Remember the propaganda posters for World War II where Uncle Sam asked for you to do your part and support the war effort? Some people sent their pantyhose in so the nylon could be used in parachutes. Food was rationed.  And some people bought war bonds. Does anyone really buy bonds these days?  Does anyone even know about bonds these days? Who knows! They aren’t as popular as they once were during World War II, but you can in fact still get them.

First things first, what exactly is a bond? Very simply put, a bond is a form of debt where you serve as the bank. You loan money to a company, city or the government and they promise to pay you back in full with interest payments. Typically, governments will issue bonds when they need to finance their spiraling debts. Again, think of World War II, not only the bonds help the war effort, but they also helped stimulate the economy!

Second, there is quite a variety of bonds! For instance, there are Treasury Bonds issued in terms of thirty years and interest is paid every six months. Then there are Municipal Bonds issued by states, cities, or local governments that can be exempt from federal taxes and potentially states taxes, depending on where you are. Also there are Savings Bonds issues by the U.S. Treasury, that are known to be boring, and you can redeem them a year after holding them, up to thirty years. If you’re wanting something a little riskier, then there are Corporate Bonds issued by companies; risky due to how their debt ranges from safe to risky. These are just a few options with many more out there!

Keep in mind the main thing with bonds is that you have to wait for them to mature. Once I was given a bond from a grandparent when I was a kid and thought holy cow, money! Needless to say, my parents had a fun time explaining to a seven-year-old that I couldn’t have the money until I was around thirty. That seemed like quite a long time for my childhood self!

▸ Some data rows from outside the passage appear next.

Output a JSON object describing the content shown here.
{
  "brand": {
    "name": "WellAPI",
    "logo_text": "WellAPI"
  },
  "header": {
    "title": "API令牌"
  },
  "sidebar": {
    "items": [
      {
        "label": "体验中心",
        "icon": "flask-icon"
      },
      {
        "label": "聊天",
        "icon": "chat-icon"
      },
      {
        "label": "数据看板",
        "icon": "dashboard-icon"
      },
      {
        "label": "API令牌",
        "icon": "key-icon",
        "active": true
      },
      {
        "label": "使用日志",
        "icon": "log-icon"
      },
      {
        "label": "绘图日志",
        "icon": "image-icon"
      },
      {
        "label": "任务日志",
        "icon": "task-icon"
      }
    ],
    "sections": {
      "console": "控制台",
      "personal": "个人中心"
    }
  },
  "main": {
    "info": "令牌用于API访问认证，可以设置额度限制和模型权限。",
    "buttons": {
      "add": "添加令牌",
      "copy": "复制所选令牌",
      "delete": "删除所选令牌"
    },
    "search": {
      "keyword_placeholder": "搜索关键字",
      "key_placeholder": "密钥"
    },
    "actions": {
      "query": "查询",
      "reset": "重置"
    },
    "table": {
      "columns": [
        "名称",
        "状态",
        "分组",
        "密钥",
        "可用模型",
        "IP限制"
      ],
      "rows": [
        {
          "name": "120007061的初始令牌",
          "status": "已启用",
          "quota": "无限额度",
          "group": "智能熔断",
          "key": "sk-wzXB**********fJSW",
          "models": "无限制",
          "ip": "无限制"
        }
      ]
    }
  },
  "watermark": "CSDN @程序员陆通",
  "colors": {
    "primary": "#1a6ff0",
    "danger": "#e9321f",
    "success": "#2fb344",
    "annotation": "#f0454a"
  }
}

So what do you do with your bond once it has matured and you finally get your money back? Well, whatever you want really, but as they say, investing it can be a good idea! Or you could pay for something with it, like class textbooks if you’re at school. Or you could just slap that money into your savings account. Either way, the choice is yours, but after waiting a nice chunk of time for the bond to mature, I’d want to make sure I chose my decision wisely.

Who knows, maybe bonds will make another comeback one day; hopefully from a sudden interest in them and not another World War!